╔══

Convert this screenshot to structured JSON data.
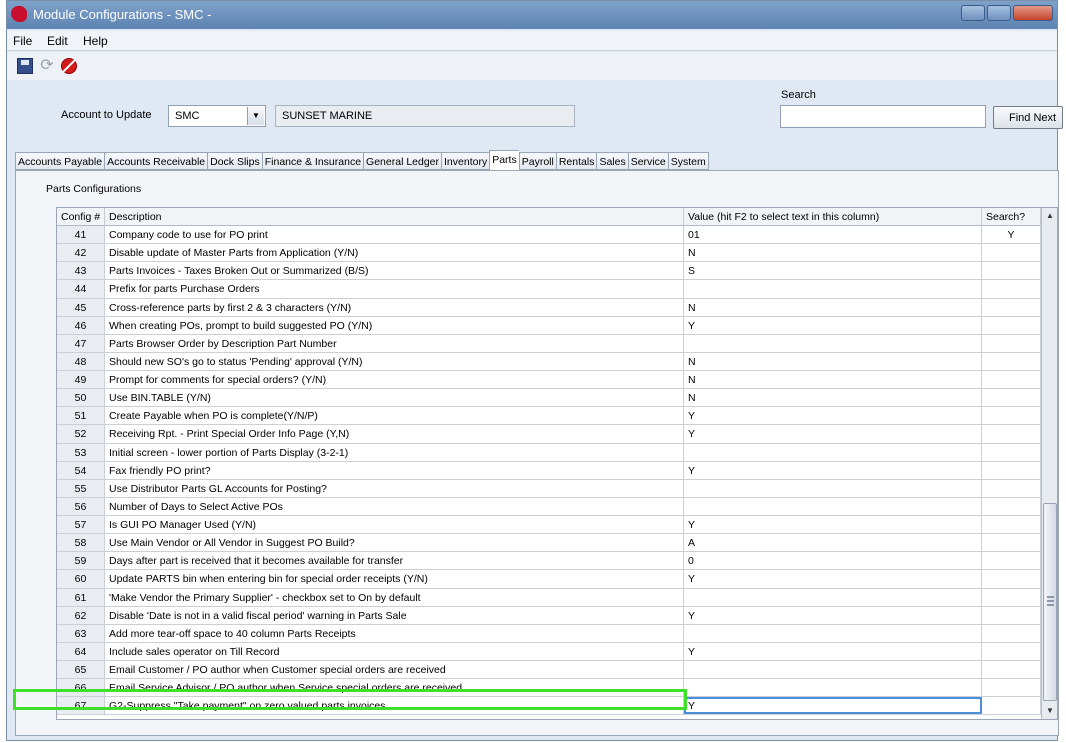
{
  "window": {
    "title": "Module Configurations - SMC -"
  },
  "menu": {
    "items": [
      "File",
      "Edit",
      "Help"
    ]
  },
  "toolbar": {
    "icons": [
      "save-icon",
      "refresh-icon",
      "stop-icon"
    ]
  },
  "account": {
    "label": "Account to Update",
    "code": "SMC",
    "name": "SUNSET MARINE"
  },
  "search": {
    "label": "Search",
    "value": "",
    "button": "Find Next"
  },
  "tabs": [
    "Accounts Payable",
    "Accounts Receivable",
    "Dock Slips",
    "Finance & Insurance",
    "General Ledger",
    "Inventory",
    "Parts",
    "Payroll",
    "Rentals",
    "Sales",
    "Service",
    "System"
  ],
  "active_tab": "Parts",
  "panel": {
    "title": "Parts Configurations"
  },
  "grid": {
    "columns": {
      "num": "Config #",
      "desc": "Description",
      "val": "Value (hit F2 to select text in this column)",
      "search": "Search?"
    },
    "rows": [
      {
        "num": "41",
        "desc": "Company code to use for PO print",
        "val": "01",
        "search": "Y"
      },
      {
        "num": "42",
        "desc": "Disable update of Master Parts from Application (Y/N)",
        "val": "N",
        "search": ""
      },
      {
        "num": "43",
        "desc": "Parts Invoices - Taxes Broken Out or Summarized (B/S)",
        "val": "S",
        "search": ""
      },
      {
        "num": "44",
        "desc": "Prefix for parts Purchase Orders",
        "val": "",
        "search": ""
      },
      {
        "num": "45",
        "desc": "Cross-reference parts by first 2 & 3 characters (Y/N)",
        "val": "N",
        "search": ""
      },
      {
        "num": "46",
        "desc": "When creating POs, prompt to build suggested PO (Y/N)",
        "val": "Y",
        "search": ""
      },
      {
        "num": "47",
        "desc": "Parts Browser Order by Description Part Number",
        "val": "",
        "search": ""
      },
      {
        "num": "48",
        "desc": "Should new SO's go to status 'Pending' approval (Y/N)",
        "val": "N",
        "search": ""
      },
      {
        "num": "49",
        "desc": "Prompt for comments for special orders? (Y/N)",
        "val": "N",
        "search": ""
      },
      {
        "num": "50",
        "desc": "Use BIN.TABLE (Y/N)",
        "val": "N",
        "search": ""
      },
      {
        "num": "51",
        "desc": "Create Payable when PO is complete(Y/N/P)",
        "val": "Y",
        "search": ""
      },
      {
        "num": "52",
        "desc": "Receiving Rpt. - Print Special Order Info Page (Y,N)",
        "val": "Y",
        "search": ""
      },
      {
        "num": "53",
        "desc": "Initial screen - lower portion of Parts Display (3-2-1)",
        "val": "",
        "search": ""
      },
      {
        "num": "54",
        "desc": "Fax friendly PO print?",
        "val": "Y",
        "search": ""
      },
      {
        "num": "55",
        "desc": "Use Distributor Parts GL Accounts for Posting?",
        "val": "",
        "search": ""
      },
      {
        "num": "56",
        "desc": "Number of Days to Select Active POs",
        "val": "",
        "search": ""
      },
      {
        "num": "57",
        "desc": "Is GUI PO Manager Used (Y/N)",
        "val": "Y",
        "search": ""
      },
      {
        "num": "58",
        "desc": "Use Main Vendor or All Vendor in Suggest PO Build?",
        "val": "A",
        "search": ""
      },
      {
        "num": "59",
        "desc": "Days after part is received that it becomes available for transfer",
        "val": "0",
        "search": ""
      },
      {
        "num": "60",
        "desc": "Update PARTS bin when entering bin for special order receipts (Y/N)",
        "val": "Y",
        "search": ""
      },
      {
        "num": "61",
        "desc": "'Make Vendor the Primary Supplier' - checkbox set to On by default",
        "val": "",
        "search": ""
      },
      {
        "num": "62",
        "desc": "Disable 'Date is not in a valid fiscal period' warning in Parts Sale",
        "val": "Y",
        "search": ""
      },
      {
        "num": "63",
        "desc": "Add more tear-off space to 40 column Parts Receipts",
        "val": "",
        "search": ""
      },
      {
        "num": "64",
        "desc": "Include sales operator on Till Record",
        "val": "Y",
        "search": ""
      },
      {
        "num": "65",
        "desc": "Email Customer / PO author when Customer special orders are received",
        "val": "",
        "search": ""
      },
      {
        "num": "66",
        "desc": "Email Service Advisor / PO author when Service special orders are received",
        "val": "",
        "search": ""
      },
      {
        "num": "67",
        "desc": "G2-Suppress \"Take payment\" on zero valued parts invoices",
        "val": "Y",
        "search": ""
      }
    ]
  },
  "colors": {
    "highlight": "#3ee02c",
    "selection": "#4a8fd8",
    "titlebar": "#6f94c1"
  }
}
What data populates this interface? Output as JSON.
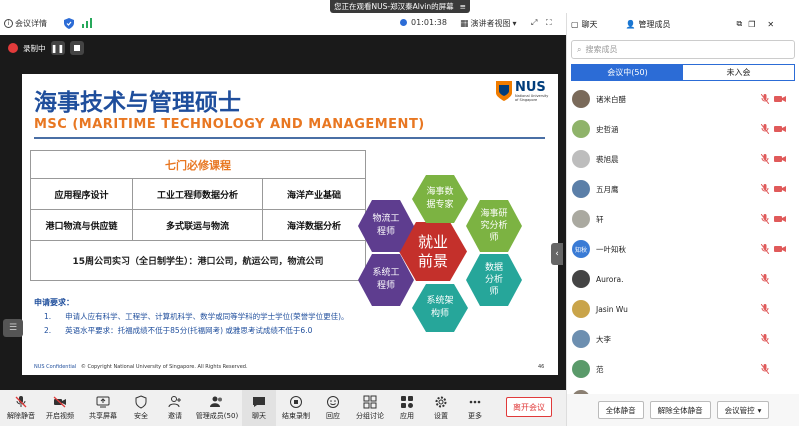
{
  "banner": {
    "text": "您正在观看NUS-郑汉秦Alvin的屏幕"
  },
  "titlebar": {
    "meeting_info": "会议详情",
    "timer": "01:01:38",
    "view_mode": "演讲者视图"
  },
  "recording": {
    "label": "录制中"
  },
  "slide": {
    "title_cn": "海事技术与管理硕士",
    "title_en": "MSC (MARITIME TECHNOLOGY AND MANAGEMENT)",
    "logo": {
      "text": "NUS",
      "sub1": "National University",
      "sub2": "of Singapore"
    },
    "table": {
      "header": "七门必修课程",
      "rows": [
        [
          "应用程序设计",
          "工业工程师数据分析",
          "海洋产业基础"
        ],
        [
          "港口物流与供应链",
          "多式联运与物流",
          "海洋数据分析"
        ]
      ],
      "last": "15周公司实习（全日制学生）：港口公司，航运公司，物流公司"
    },
    "requirements": {
      "heading": "申请要求：",
      "items": [
        {
          "num": "1.",
          "text": "申请人应有科学、工程学、计算机科学、数学或同等学科的学士学位(荣誉学位更佳)。"
        },
        {
          "num": "2.",
          "text": "英语水平要求：托福成绩不低于85分(托福网考) 或雅思考试成绩不低于6.0"
        }
      ]
    },
    "hexagons": {
      "center": "就业\n前景",
      "top": "海事数\n据专家",
      "top_right": "海事研\n究分析\n师",
      "bottom_right": "数据\n分析\n师",
      "bottom": "系统架\n构师",
      "bottom_left": "系统工\n程师",
      "top_left": "物流工\n程师"
    },
    "copyright": "© Copyright National University of Singapore. All Rights Reserved.",
    "watermark": "NUS Confidential",
    "page_no": "46"
  },
  "toolbar": {
    "items": [
      "解除静音",
      "开启视频",
      "共享屏幕",
      "安全",
      "邀请",
      "管理成员(50)",
      "聊天",
      "结束录制",
      "回应",
      "分组讨论",
      "应用",
      "设置",
      "更多"
    ],
    "leave": "离开会议"
  },
  "panel": {
    "chat_tab": "聊天",
    "members_tab": "管理成员",
    "search_placeholder": "搜索成员",
    "tab_in_meeting": "会议中(50)",
    "tab_not_joined": "未入会",
    "members": [
      {
        "name": "诸米白醋",
        "avatar": "#7a6a5a"
      },
      {
        "name": "史哲涵",
        "avatar": "#8fb36a"
      },
      {
        "name": "裘旭晨",
        "avatar": "#bdbdbd"
      },
      {
        "name": "五月鹰",
        "avatar": "#5b7fa8"
      },
      {
        "name": "轩",
        "avatar": "#aaa9a0"
      },
      {
        "name": "一叶知秋",
        "avatar": "#3a7bd5",
        "initials": "知秋"
      },
      {
        "name": "Aurora.",
        "avatar": "#444"
      },
      {
        "name": "Jasin Wu",
        "avatar": "#c9a44a"
      },
      {
        "name": "大李",
        "avatar": "#6d8fb0"
      },
      {
        "name": "范",
        "avatar": "#5a9a6a"
      },
      {
        "name": "刘曦",
        "avatar": "#8a7f72"
      }
    ],
    "footer": {
      "mute_all": "全体静音",
      "unmute_all": "解除全体静音",
      "control": "会议管控"
    }
  }
}
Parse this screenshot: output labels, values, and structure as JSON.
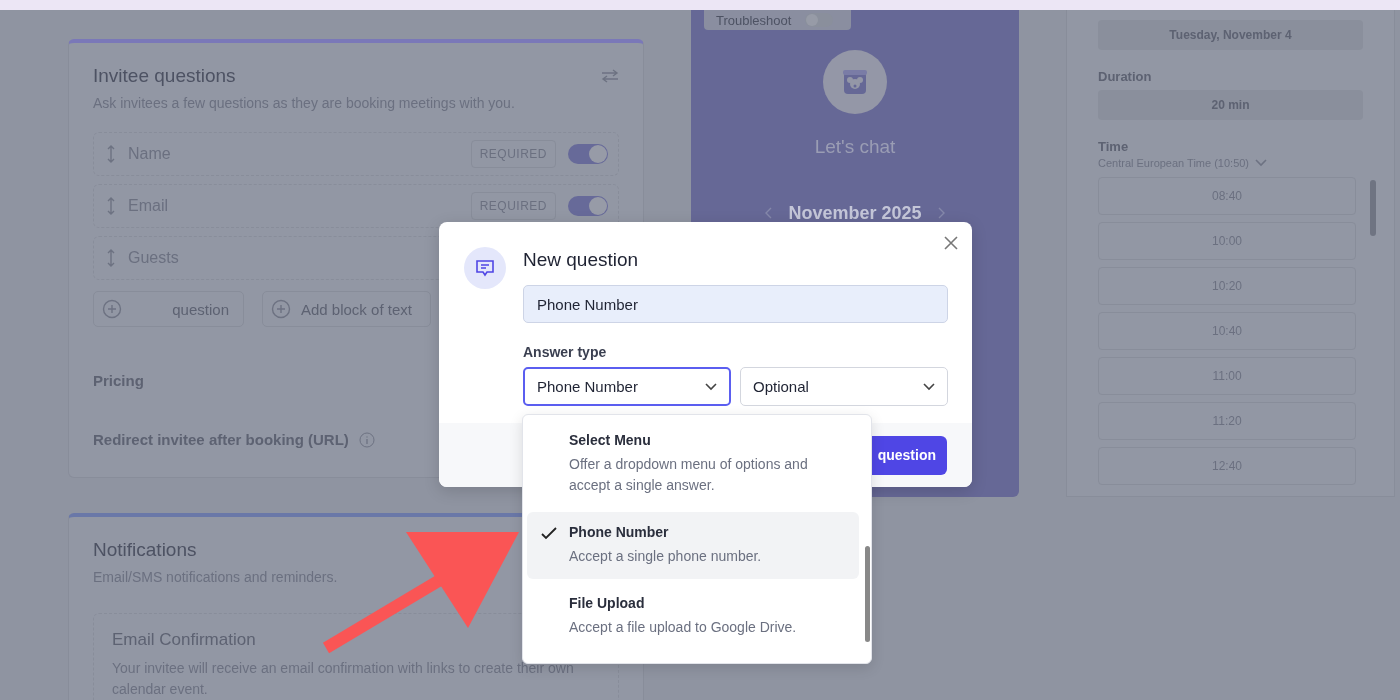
{
  "troubleshoot": {
    "label": "Troubleshoot",
    "on": false
  },
  "invitee_questions": {
    "title": "Invitee questions",
    "subtitle": "Ask invitees a few questions as they are booking meetings with you.",
    "questions": [
      {
        "label": "Name",
        "badge": "REQUIRED",
        "on": true
      },
      {
        "label": "Email",
        "badge": "REQUIRED",
        "on": true
      },
      {
        "label": "Guests"
      }
    ],
    "buttons": [
      "question",
      "Add block of text"
    ],
    "pricing": "Pricing",
    "redirect": "Redirect invitee after booking (URL)"
  },
  "notifications": {
    "title": "Notifications",
    "subtitle": "Email/SMS notifications and reminders.",
    "email_confirmation": {
      "title": "Email Confirmation",
      "text": "Your invitee will receive an email confirmation with links to create their own calendar event."
    }
  },
  "preview": {
    "title": "Let's chat",
    "month": "November 2025"
  },
  "booking": {
    "date": "Tuesday, November 4",
    "duration_label": "Duration",
    "duration": "20 min",
    "time_label": "Time",
    "timezone": "Central European Time (10:50)",
    "slots": [
      "08:40",
      "10:00",
      "10:20",
      "10:40",
      "11:00",
      "11:20",
      "12:40"
    ]
  },
  "modal": {
    "title": "New question",
    "question_value": "Phone Number",
    "answer_type_label": "Answer type",
    "answer_type": "Phone Number",
    "requirement": "Optional",
    "submit": "question"
  },
  "dropdown": [
    {
      "title": "Select Menu",
      "description": "Offer a dropdown menu of options and accept a single answer.",
      "selected": false
    },
    {
      "title": "Phone Number",
      "description": "Accept a single phone number.",
      "selected": true
    },
    {
      "title": "File Upload",
      "description": "Accept a file upload to Google Drive.",
      "selected": false
    }
  ]
}
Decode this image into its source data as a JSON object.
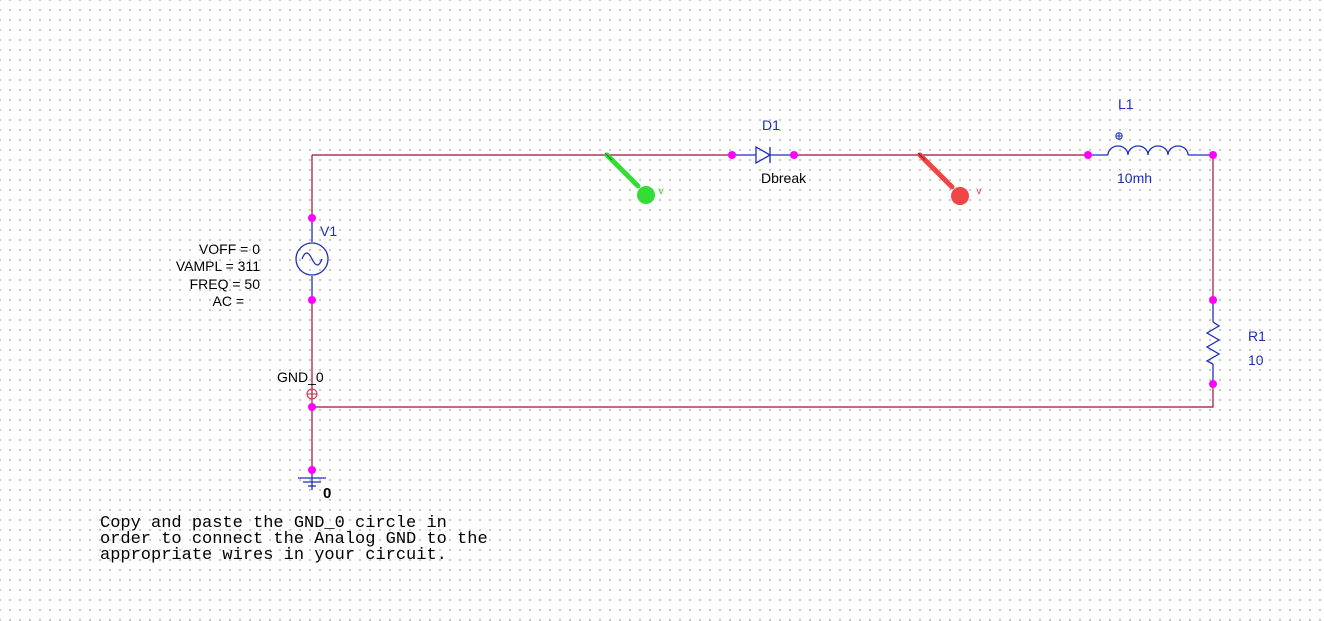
{
  "colors": {
    "wire": "#9a0f3c",
    "component": "#1c2fb8",
    "pin": "#ff00ff",
    "probe_green": "#33dd33",
    "probe_red": "#f04545",
    "grid_dot": "#b9b9b9"
  },
  "source": {
    "ref": "V1",
    "params": [
      "VOFF = 0",
      "VAMPL = 311",
      "FREQ = 50",
      "AC ="
    ]
  },
  "diode": {
    "ref": "D1",
    "model": "Dbreak"
  },
  "inductor": {
    "ref": "L1",
    "value": "10mh"
  },
  "resistor": {
    "ref": "R1",
    "value": "10"
  },
  "offpage": {
    "label": "GND_0"
  },
  "ground": {
    "label": "0"
  },
  "probes": [
    {
      "color": "green",
      "letter": "v"
    },
    {
      "color": "red",
      "letter": "v"
    }
  ],
  "note": {
    "lines": [
      "Copy and paste the GND_0 circle in",
      "order to connect the Analog GND to the",
      "appropriate wires in your circuit."
    ]
  }
}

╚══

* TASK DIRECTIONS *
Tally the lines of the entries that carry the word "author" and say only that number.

* TASK OUTPUT *
2